Research abound reiterating the beneficial effects of a good overnight sleep on emotion processing and emotional memory in adults. In pre-school children and toddlers, teachers and caregivers put great emphasis on the beneficial effects of naps on their emotion processing. However the role of sleep bouts on memory processing and particularly memory consolidation is still an unexplored realm in toddlers. A new research finds that short naps when followed by an overnight sleep in toddlers (34–64 months) indeed had beneficial effect on emotion processing in preschool children. The study by a team of neuroscientists at the University of Massachusetts Amherst analyzed the effect of the interplay of overnight sleep bouts and naps on memory consolidation. They were particularly interested in analyzing the role of these on emotional memories in children.
The details of the study can be accessed online in the journal Scientific Reports.
Naps and Sleep Bouts positively Effects Memory Consolidation in Toddlers
The study noted noticeable beneficial effect of the nap and overnight sleep bouts on memory processing, particularly emotional memory, in young children only after the changes were probed after 24 hours. However, it found that naps in children do increase memory accuracy, if only incrementally, compared to those who were kept awake.
The researchers also found that higher duration of nap slow wave activity caused more memory decay during the nap. Current theories posit REM sleep to be a key determinant of consolidation of memories with emotional valence in adults. Since children for the most part are deprived of this sleep stage, a subsequent overnight sleep is therefore necessary to account for this favorable impact.
Naps crucial part of Socio-Emotional Curriculum for Pre-School Children
The study findings will pave way for designing socio-emotional curriculum for pre-school children. A more effective socio-emotional curriculum is necessary for long-term academic success, opine the researchers.

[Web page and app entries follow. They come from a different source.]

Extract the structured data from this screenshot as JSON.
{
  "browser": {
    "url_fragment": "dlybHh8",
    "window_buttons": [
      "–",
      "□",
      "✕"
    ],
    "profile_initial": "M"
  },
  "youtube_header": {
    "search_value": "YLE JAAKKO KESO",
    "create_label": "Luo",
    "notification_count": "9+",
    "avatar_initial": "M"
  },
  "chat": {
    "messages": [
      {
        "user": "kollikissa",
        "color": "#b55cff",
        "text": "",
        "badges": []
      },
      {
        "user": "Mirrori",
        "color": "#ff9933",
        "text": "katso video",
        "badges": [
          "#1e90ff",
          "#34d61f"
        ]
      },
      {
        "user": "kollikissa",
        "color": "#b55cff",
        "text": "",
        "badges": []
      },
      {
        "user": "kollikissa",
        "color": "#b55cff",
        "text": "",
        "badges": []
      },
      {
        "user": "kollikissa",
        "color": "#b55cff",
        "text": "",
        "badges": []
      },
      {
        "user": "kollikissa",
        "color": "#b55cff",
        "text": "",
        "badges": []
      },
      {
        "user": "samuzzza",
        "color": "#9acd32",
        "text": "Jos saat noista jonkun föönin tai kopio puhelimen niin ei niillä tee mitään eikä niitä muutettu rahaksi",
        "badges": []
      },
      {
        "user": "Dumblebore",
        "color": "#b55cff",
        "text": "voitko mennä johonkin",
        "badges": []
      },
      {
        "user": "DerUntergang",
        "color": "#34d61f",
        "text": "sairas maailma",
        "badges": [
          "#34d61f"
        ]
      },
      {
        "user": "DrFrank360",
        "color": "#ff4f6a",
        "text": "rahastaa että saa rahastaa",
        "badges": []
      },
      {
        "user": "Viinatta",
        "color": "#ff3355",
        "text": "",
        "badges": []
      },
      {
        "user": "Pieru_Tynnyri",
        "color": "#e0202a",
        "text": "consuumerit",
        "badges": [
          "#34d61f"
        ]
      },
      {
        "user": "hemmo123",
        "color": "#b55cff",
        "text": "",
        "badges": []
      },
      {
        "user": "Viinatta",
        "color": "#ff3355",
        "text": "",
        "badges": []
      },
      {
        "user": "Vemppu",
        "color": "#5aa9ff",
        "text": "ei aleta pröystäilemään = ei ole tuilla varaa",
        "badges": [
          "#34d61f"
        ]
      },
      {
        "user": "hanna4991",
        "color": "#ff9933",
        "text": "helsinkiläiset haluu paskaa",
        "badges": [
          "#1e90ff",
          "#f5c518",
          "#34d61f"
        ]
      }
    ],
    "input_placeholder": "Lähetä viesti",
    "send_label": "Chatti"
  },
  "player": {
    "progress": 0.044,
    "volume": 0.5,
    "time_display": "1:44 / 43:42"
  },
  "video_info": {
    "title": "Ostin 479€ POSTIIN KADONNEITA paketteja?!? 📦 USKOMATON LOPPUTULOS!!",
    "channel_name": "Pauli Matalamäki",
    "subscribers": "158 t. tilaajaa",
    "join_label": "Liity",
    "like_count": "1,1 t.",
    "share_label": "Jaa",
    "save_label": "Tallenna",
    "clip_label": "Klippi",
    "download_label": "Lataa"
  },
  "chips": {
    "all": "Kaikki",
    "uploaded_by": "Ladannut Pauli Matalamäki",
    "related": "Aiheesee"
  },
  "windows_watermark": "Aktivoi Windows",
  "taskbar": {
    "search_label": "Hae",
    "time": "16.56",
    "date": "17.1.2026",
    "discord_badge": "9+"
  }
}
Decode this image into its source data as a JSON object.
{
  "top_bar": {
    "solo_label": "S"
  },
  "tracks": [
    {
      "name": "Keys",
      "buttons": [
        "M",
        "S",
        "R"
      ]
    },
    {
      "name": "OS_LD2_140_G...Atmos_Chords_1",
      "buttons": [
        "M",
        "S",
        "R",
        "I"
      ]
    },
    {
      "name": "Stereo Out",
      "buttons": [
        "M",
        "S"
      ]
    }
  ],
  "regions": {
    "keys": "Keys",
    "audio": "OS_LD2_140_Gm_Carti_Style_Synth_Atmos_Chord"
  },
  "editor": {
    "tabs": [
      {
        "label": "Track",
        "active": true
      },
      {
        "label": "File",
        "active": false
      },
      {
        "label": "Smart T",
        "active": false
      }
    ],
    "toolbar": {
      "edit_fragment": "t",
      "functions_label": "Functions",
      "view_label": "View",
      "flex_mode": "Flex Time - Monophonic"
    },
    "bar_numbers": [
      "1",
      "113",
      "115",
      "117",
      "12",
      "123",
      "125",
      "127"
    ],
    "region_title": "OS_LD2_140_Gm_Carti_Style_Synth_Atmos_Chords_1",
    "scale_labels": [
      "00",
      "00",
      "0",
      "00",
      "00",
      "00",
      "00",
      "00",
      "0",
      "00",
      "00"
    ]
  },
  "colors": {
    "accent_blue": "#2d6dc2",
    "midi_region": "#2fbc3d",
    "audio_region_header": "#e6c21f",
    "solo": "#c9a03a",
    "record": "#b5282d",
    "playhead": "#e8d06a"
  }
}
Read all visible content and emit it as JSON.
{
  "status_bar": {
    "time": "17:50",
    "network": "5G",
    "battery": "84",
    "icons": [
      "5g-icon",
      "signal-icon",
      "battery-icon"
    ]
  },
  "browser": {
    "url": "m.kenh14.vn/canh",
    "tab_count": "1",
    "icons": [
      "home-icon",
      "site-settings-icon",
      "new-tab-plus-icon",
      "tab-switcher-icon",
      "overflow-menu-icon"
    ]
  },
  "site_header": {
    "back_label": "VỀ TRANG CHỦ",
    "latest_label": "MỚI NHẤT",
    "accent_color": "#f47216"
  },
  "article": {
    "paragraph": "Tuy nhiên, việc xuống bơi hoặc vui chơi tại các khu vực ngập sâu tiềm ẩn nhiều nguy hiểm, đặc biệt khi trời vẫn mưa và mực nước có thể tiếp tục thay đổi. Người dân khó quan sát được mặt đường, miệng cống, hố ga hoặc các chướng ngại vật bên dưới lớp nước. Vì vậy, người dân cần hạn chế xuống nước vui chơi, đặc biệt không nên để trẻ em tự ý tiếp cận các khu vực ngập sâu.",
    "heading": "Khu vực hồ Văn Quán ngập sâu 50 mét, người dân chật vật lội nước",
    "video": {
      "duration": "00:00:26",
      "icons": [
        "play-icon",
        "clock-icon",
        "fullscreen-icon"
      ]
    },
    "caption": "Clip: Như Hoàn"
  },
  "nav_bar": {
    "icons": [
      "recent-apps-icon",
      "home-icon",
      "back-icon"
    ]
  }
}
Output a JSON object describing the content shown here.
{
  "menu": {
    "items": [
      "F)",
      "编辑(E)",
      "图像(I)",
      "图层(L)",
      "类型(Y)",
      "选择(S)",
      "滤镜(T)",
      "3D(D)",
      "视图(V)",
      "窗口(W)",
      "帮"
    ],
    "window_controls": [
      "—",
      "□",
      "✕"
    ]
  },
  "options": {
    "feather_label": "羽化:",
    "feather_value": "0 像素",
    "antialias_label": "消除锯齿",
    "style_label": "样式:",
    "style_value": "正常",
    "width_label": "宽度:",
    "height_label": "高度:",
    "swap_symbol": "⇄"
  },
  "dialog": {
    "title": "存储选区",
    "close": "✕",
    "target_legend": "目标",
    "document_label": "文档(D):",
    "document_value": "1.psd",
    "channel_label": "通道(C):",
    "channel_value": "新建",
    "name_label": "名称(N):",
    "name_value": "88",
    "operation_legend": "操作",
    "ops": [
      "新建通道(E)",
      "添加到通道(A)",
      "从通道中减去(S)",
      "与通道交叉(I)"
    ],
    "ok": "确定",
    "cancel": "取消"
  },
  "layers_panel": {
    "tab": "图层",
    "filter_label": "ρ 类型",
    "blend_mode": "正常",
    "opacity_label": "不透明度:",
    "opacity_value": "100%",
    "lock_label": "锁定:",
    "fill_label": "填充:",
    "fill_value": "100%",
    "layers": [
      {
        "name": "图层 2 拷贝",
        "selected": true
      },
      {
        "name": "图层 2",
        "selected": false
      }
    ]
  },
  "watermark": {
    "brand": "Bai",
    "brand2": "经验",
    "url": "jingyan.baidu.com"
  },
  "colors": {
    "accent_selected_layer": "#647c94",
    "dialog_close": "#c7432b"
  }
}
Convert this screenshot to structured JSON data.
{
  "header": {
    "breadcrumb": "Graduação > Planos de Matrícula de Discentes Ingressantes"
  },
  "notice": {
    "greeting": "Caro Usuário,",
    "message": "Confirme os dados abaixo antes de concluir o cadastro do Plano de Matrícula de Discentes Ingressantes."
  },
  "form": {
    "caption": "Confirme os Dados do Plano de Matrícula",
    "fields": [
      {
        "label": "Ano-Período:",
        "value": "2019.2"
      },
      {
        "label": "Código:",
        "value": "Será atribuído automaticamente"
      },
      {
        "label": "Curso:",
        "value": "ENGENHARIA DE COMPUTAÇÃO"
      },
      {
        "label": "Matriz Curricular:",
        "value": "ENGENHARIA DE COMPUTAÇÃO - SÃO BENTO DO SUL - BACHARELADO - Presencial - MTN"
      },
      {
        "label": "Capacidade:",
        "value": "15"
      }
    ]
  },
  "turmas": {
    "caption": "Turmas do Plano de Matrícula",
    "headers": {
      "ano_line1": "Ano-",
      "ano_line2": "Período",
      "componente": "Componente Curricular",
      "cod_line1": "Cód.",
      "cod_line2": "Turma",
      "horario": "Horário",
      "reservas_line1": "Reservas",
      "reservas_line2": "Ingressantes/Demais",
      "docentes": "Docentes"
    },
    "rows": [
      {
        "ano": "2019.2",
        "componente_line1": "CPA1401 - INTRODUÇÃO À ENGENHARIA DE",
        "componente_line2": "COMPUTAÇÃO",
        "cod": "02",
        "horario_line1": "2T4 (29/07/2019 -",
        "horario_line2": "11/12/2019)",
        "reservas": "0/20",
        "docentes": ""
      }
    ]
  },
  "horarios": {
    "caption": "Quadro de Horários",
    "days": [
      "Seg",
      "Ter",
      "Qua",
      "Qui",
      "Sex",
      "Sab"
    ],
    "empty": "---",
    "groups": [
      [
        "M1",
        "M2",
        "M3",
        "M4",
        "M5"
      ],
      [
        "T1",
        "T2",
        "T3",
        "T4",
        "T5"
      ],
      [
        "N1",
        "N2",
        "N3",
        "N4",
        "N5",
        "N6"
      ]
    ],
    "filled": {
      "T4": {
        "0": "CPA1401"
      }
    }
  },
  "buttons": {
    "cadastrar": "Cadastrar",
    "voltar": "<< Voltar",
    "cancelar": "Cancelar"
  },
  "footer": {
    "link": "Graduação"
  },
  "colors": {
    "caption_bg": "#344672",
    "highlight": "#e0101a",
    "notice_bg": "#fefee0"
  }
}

The study presented 49 children with faces paired with ‘mean’ or ‘nice’ word descriptions to assess the role of emotionally-valenced memories on recognition memory in children. The study findings in all thus confirm the common observation of the activity of procedural memory consolidation in preschool-aged children. Thus the authors conclude that naps averaging 70 minutes might prove helpful in pre-school education as well as later learning in pro-school years.